@@@ This section might need reconsideration to reflect extensions (like new library functions) that have become standard in SPARQL1.1 @@@

mf:requires

A number of tests in the open-world directory illustrate features of SPARQL by depending on how a SPARQL query processor can extend the set of core types and operations as defined by the operator table [http://www.w3.org/TR/rdf-sparql-query/#OperatorMapping].

These tests are marked by property mf:requires and an object value from one of the URIs described below.

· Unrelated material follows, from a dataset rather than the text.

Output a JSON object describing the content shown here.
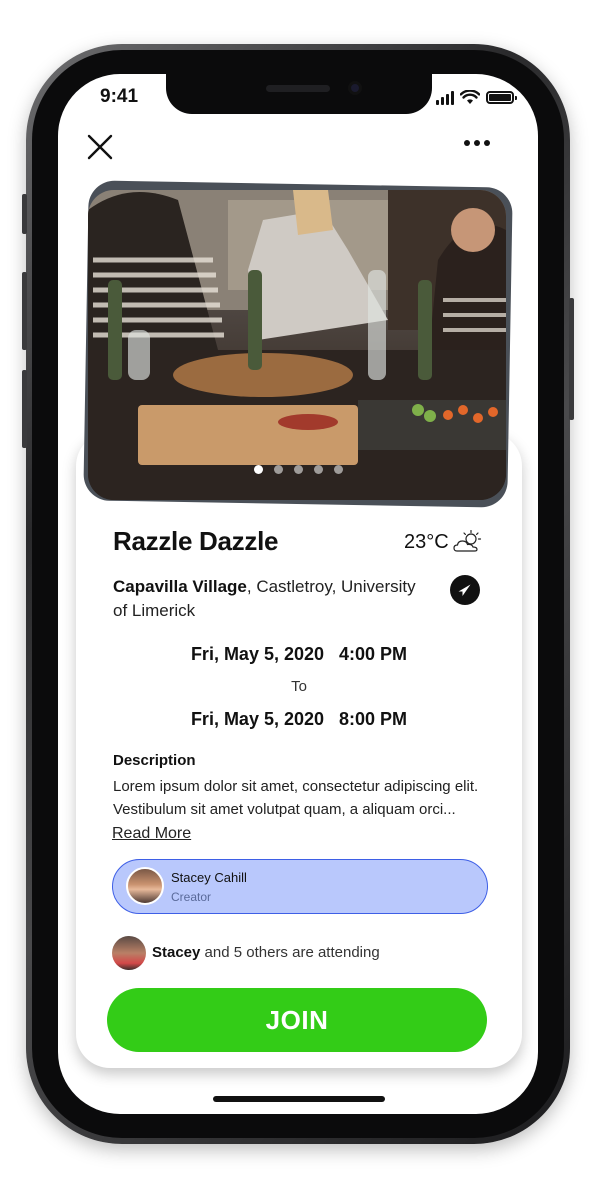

mf:XsdDateOperations
Requires the processor to understand comparisons of literal of type xsd:date. Without providing operations on the xsd:date datatype, a processor would raise an error on the operations of "=" and "!=" etc. With an understanding of xsd:date, a processor can perform value-based operations and provide the operations described in "XQuery 1.0 and XPath 2.0 Functions and Operators" (e.g. date-equals date-less-than)
mf:StringSimpleLiteralCmp
This indicates that the test uses the fact that plain literals, without language tags test are the same value as an xsd:string with the same lexicial form. This is covered by rules "xsd 1a" and "xsd 1b" from RDF Semantics [http://www.w3.org/TR/rdf-mt/#DtypeRules].
mf:KnownTypesDefault2Neq
This indicates that a processor extends the SPARQL operator model by using the fact that values of literals can be in disjoint value spaces and hence can not be equal by value. For example, an xsd:integer can not be the same value as an xsd:boolean because these two datatypes define disjoint value spaces.
mf:LangTagAwareness
This indicates that the test assumes the SPARQL query processor has support for plain literals with language tags. The minimum set of operators in the SPARQL operator table does not include language tag handling, only plain literals without language tag (simple literals) and certain XSD datatypes.
mf:notable

This annotation indicates a feature of SPARQL that implementers might note:

mf:IllFormedLiteral
The test involves handling of ill-formed literals.

How to run the Test Cases

@@@ This section shall contain some hints on how to actually run the test suite and generate implementation reports for implementers.